- Add the Subject value for the certificate in the name attribute of the certificate node. If the certificate line isn’t there, add it per the example below. Replace SystemFrontierManagement with the actual Subject name of your certificate.
<?xml version="1.0" encoding="utf-8" ?> <systemFrontier> <authorized caller="miller\cooper" ipAddresses="192.168.74.148"></authorized> <customToolsPath path="C:\ProgramData\Noxigen\CustomTools"></customToolsPath> <certificate name="SystemFrontierManagement"></certificate> <logging debug="true"></logging> </systemFrontier>
- Save the file and restart the System Frontier Management service.
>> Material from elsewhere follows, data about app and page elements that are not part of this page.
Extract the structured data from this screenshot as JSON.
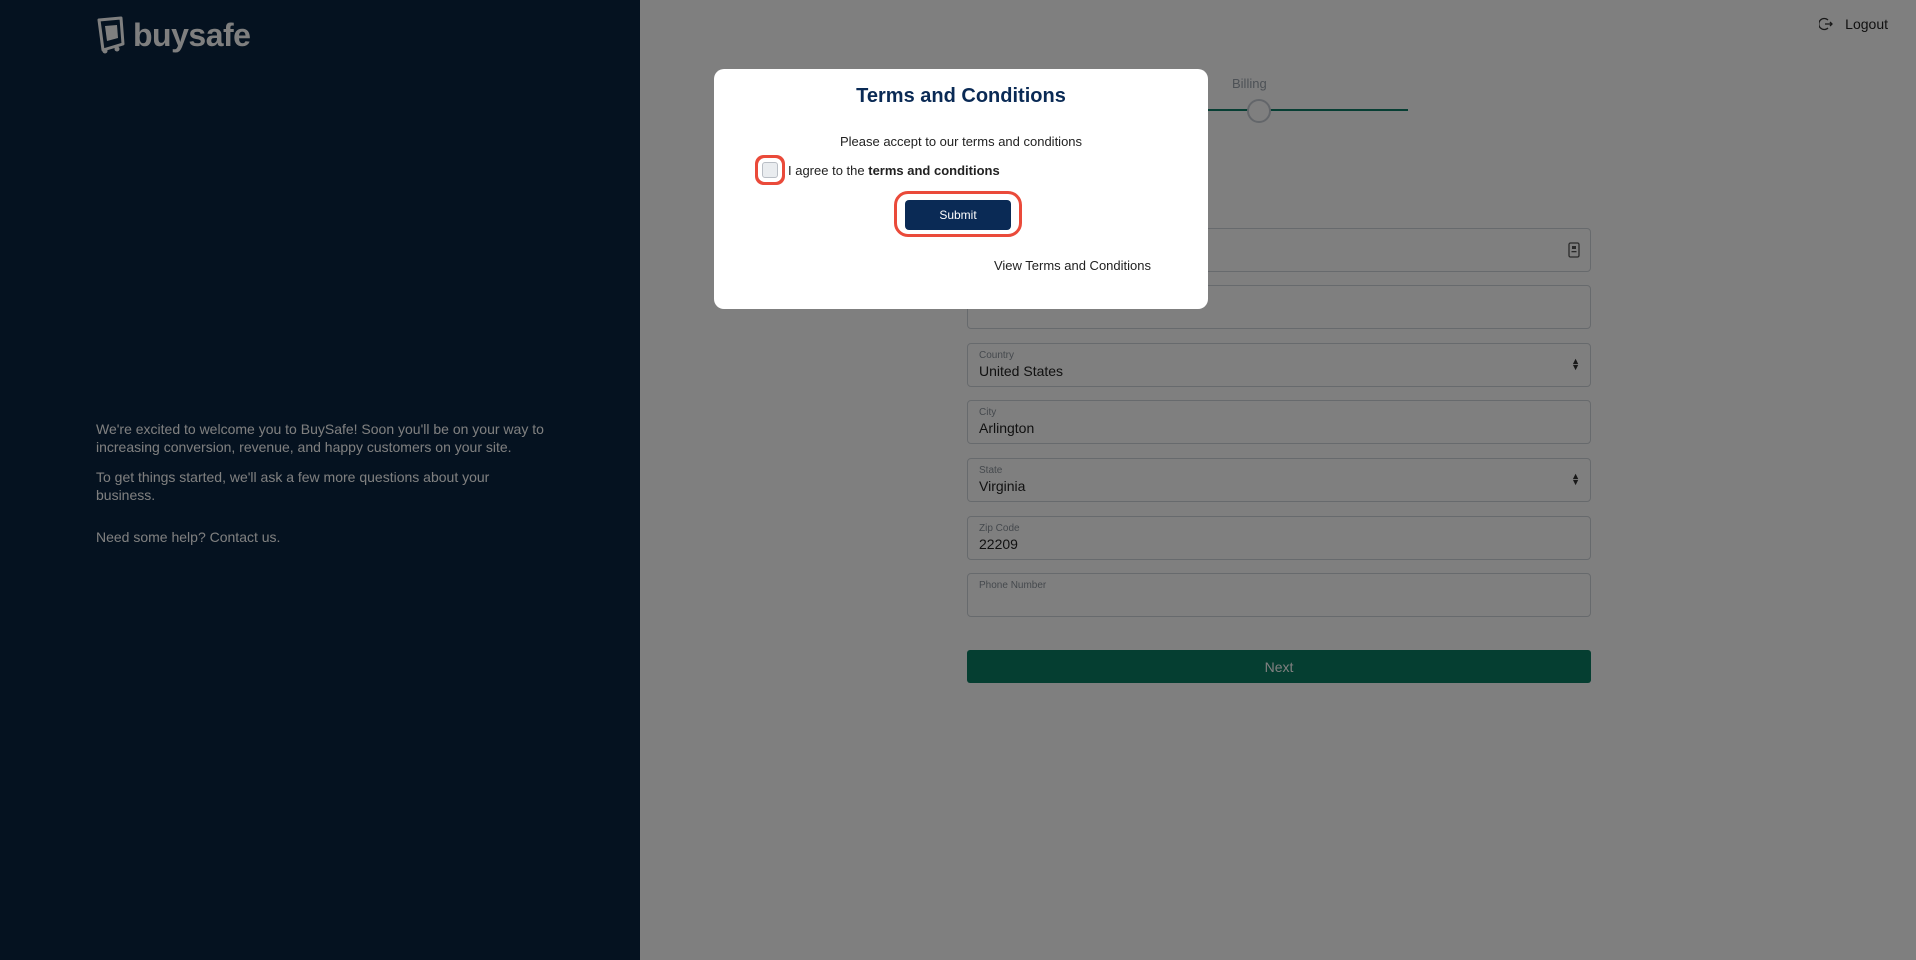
{
  "brand": {
    "name": "buysafe",
    "panel_color": "#0a2540",
    "accent_color": "#0b7d62"
  },
  "welcome": {
    "line1": "We're excited to welcome you to BuySafe! Soon you'll be on your way to increasing conversion, revenue, and happy customers on your site.",
    "line2": "To get things started, we'll ask a few more questions about your business.",
    "help": "Need some help? Contact us."
  },
  "header": {
    "logout_label": "Logout",
    "logout_icon": "logout-icon"
  },
  "stepper": {
    "current_step_label": "Billing"
  },
  "form": {
    "fields": [
      {
        "label": "",
        "value": "",
        "icon": "address-card-icon"
      },
      {
        "label": "",
        "value": ""
      },
      {
        "label": "Country",
        "value": "United States",
        "type": "select"
      },
      {
        "label": "City",
        "value": "Arlington"
      },
      {
        "label": "State",
        "value": "Virginia",
        "type": "select"
      },
      {
        "label": "Zip Code",
        "value": "22209"
      },
      {
        "label": "Phone Number",
        "value": ""
      }
    ],
    "next_label": "Next"
  },
  "modal": {
    "title": "Terms and Conditions",
    "subtitle": "Please accept to our terms and conditions",
    "agree_prefix": "I agree to the ",
    "agree_bold": "terms and conditions",
    "agree_checked": false,
    "submit_label": "Submit",
    "view_terms_label": "View Terms and Conditions",
    "title_color": "#0a2a55",
    "highlight_color": "#ea4a3a"
  }
}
- If the service does not start, consult the sf_debug.log (located in C:\ProgramData\Noxigen) and any corresponding Windows event log entries.
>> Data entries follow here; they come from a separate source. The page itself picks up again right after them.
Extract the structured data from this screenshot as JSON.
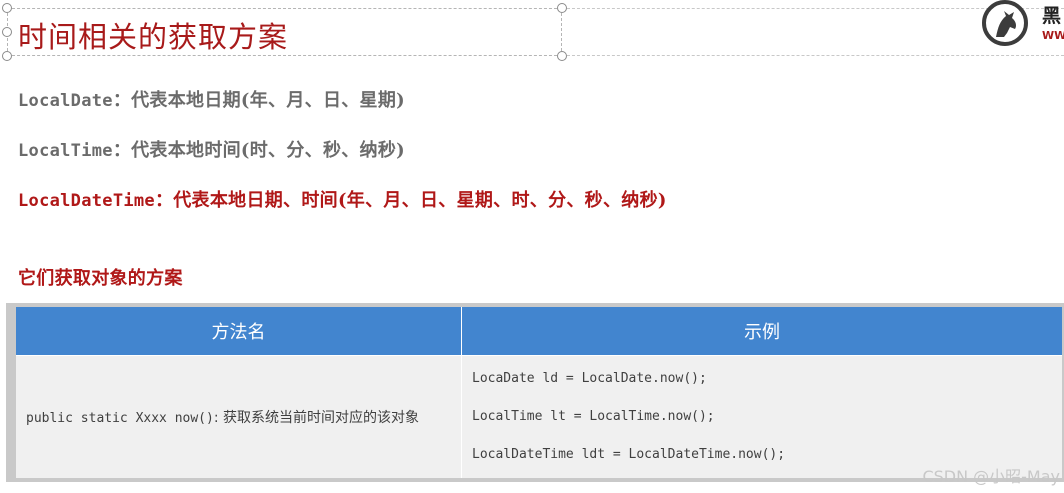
{
  "slide": {
    "title": "时间相关的获取方案",
    "lines": [
      {
        "code": "LocalDate",
        "text": "：代表本地日期(年、月、日、星期)"
      },
      {
        "code": "LocalTime",
        "text": "：代表本地时间(时、分、秒、纳秒)"
      },
      {
        "code": "LocalDateTime",
        "text": "：代表本地日期、时间(年、月、日、星期、时、分、秒、纳秒)"
      }
    ],
    "subheading": "它们获取对象的方案"
  },
  "logo": {
    "text": "黑",
    "sub": "WW",
    "icon": "horse-logo-icon"
  },
  "table": {
    "headers": [
      "方法名",
      "示例"
    ],
    "method_code": "public static Xxxx now()",
    "method_text": ": 获取系统当前时间对应的该对象",
    "examples": [
      "LocaDate ld = LocalDate.now();",
      "LocalTime lt = LocalTime.now();",
      "LocalDateTime ldt = LocalDateTime.now();"
    ]
  },
  "watermark": "CSDN @小昭-May",
  "colors": {
    "title_red": "#a81a1a",
    "header_blue": "#4285cf",
    "gray_text": "#6b6b6b"
  }
}
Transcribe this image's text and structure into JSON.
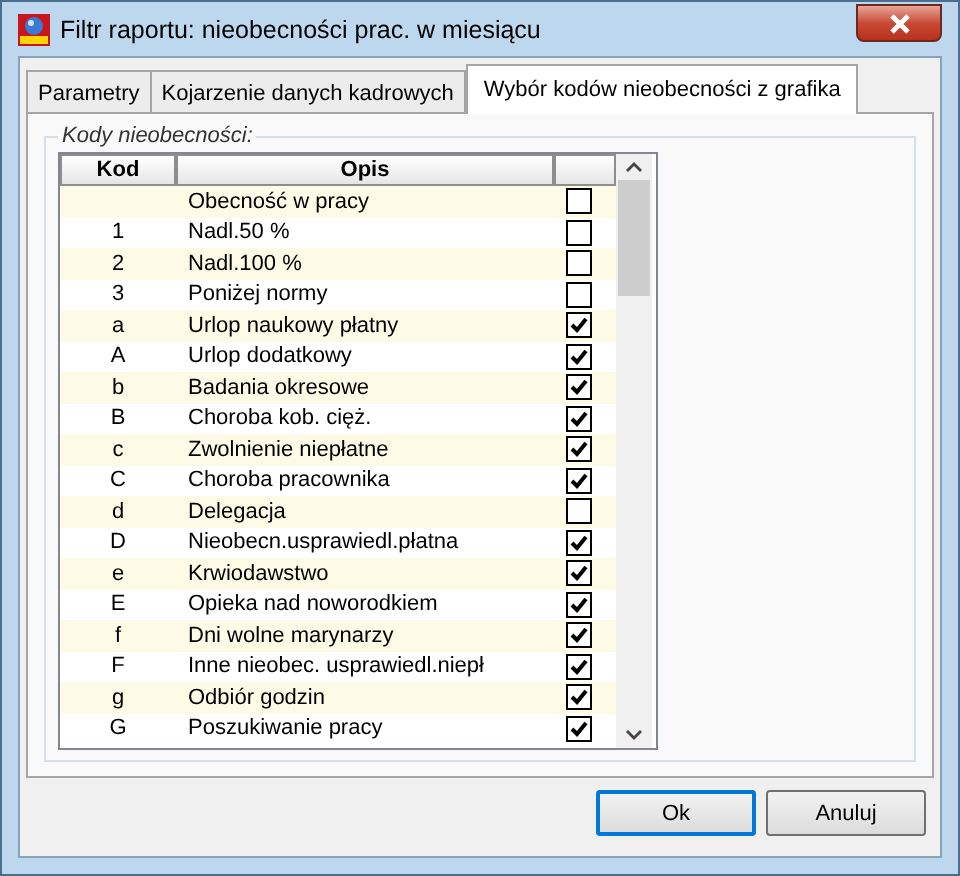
{
  "window": {
    "title": "Filtr raportu: nieobecności prac. w miesiącu"
  },
  "tabs": [
    {
      "label": "Parametry",
      "selected": false
    },
    {
      "label": "Kojarzenie danych kadrowych",
      "selected": false
    },
    {
      "label": "Wybór kodów nieobecności z grafika",
      "selected": true
    }
  ],
  "group": {
    "label": "Kody nieobecności:"
  },
  "table": {
    "columns": [
      "Kod",
      "Opis"
    ],
    "rows": [
      {
        "code": "",
        "description": "Obecność w pracy",
        "checked": false
      },
      {
        "code": "1",
        "description": "Nadl.50 %",
        "checked": false
      },
      {
        "code": "2",
        "description": "Nadl.100 %",
        "checked": false
      },
      {
        "code": "3",
        "description": "Poniżej normy",
        "checked": false
      },
      {
        "code": "a",
        "description": "Urlop naukowy płatny",
        "checked": true
      },
      {
        "code": "A",
        "description": "Urlop dodatkowy",
        "checked": true
      },
      {
        "code": "b",
        "description": "Badania okresowe",
        "checked": true
      },
      {
        "code": "B",
        "description": "Choroba kob. cięż.",
        "checked": true
      },
      {
        "code": "c",
        "description": "Zwolnienie niepłatne",
        "checked": true
      },
      {
        "code": "C",
        "description": "Choroba pracownika",
        "checked": true
      },
      {
        "code": "d",
        "description": "Delegacja",
        "checked": false
      },
      {
        "code": "D",
        "description": "Nieobecn.usprawiedl.płatna",
        "checked": true
      },
      {
        "code": "e",
        "description": "Krwiodawstwo",
        "checked": true
      },
      {
        "code": "E",
        "description": "Opieka nad noworodkiem",
        "checked": true
      },
      {
        "code": "f",
        "description": "Dni wolne marynarzy",
        "checked": true
      },
      {
        "code": "F",
        "description": "Inne nieobec. usprawiedl.niepł",
        "checked": true
      },
      {
        "code": "g",
        "description": "Odbiór godzin",
        "checked": true
      },
      {
        "code": "G",
        "description": "Poszukiwanie pracy",
        "checked": true
      }
    ]
  },
  "buttons": [
    {
      "label": "Ok",
      "kind": "default"
    },
    {
      "label": "Anuluj",
      "kind": "normal"
    }
  ]
}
Add or configure management server
- From the System Frontier web interface, navigate to Settings > Management Servers. Add or edit the management server where the certificate is installed.
- In the Certificate name textbox, provide the Subject value of the certificate for that server.
- Click Save.
Changes in the web interface
Associate credentials with the management server
- From the System Frontier web interface, navigate to Settings > Credentials.
- Add or edit credentials that will be used to execute tasks on the management server. Example: If the management server is installed in an untrusted domain, you would add credentials here that have the necessary rights needed for that domain.
- Under the Management Server(s) section, assign the management server that will be used any time this credential is needed.
- Click Save.
If there is a firewall between the System Frontier web server and any management server, it must be configured to allow traffic on TCP port 48500 from the web server to the management server. No other ports are required.
Once all the configuration steps have been complete, you will need to verify connectivity between the System Frontier web server and the management servers that are using certificate-based authentication.
- First, if the management in question is not the primary management server and it’s new, you will need to manually sync it for the first time.
- From the System Frontier web interface, navigate to Settings > Management Servers.
- Click Sync button.
- If successful, you will see a notification. Otherwise, you can view error details by navigating to Reports > Audit history and look for sync error messages.
- After a successful sync, try running a custom tool that has credentials assigned to it for the new management server to ensure remote credential authentication is operational.
Find ways to leverage the new certificate-based authentication feature to deploy management servers to remote sites, new acquisitions, secure enclaves or wherever you need remote management. Remember, System Frontier is more than just Windows server management. You can use RBAC to delegate management of Windows, Linux, Active Directory, public/private cloud, 3rd party apps or anything else that has an API.